• [Task to complete]:
Every entry needs to be written out again exactly, with its pictures removed.

• [Supplied records]:
::::
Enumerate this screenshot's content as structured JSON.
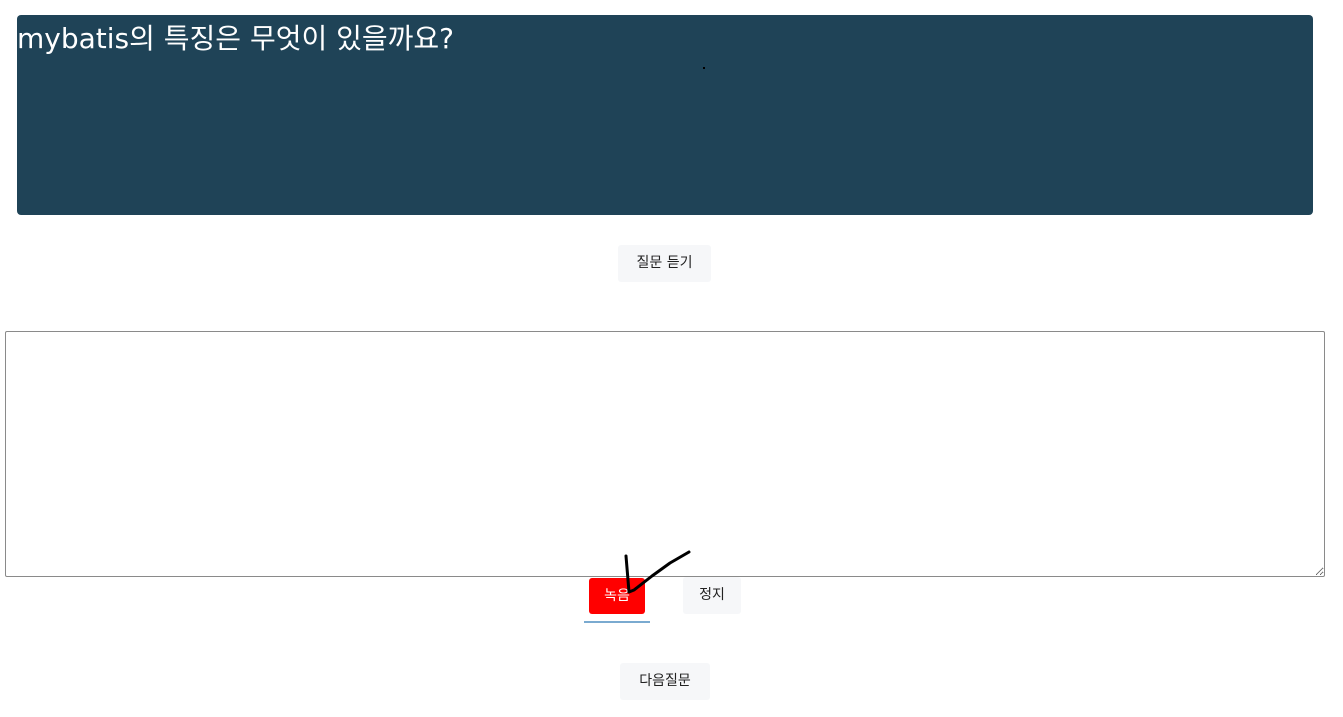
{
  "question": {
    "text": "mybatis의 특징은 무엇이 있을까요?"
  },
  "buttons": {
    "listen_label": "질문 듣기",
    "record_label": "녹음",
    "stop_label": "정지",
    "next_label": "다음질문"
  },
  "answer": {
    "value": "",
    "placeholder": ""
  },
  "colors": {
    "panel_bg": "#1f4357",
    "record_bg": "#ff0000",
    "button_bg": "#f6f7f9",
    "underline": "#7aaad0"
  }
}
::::
• [Solved exercise]:
Enumerate this screenshot's content as structured JSON.
{
  "question": {
    "text": "mybatis의 특징은 무엇이 있을까요?"
  },
  "buttons": {
    "listen_label": "질문 듣기",
    "record_label": "녹음",
    "stop_label": "정지",
    "next_label": "다음질문"
  },
  "answer": {
    "value": "",
    "placeholder": ""
  },
  "colors": {
    "panel_bg": "#1f4357",
    "record_bg": "#ff0000",
    "button_bg": "#f6f7f9",
    "underline": "#7aaad0"
  }
}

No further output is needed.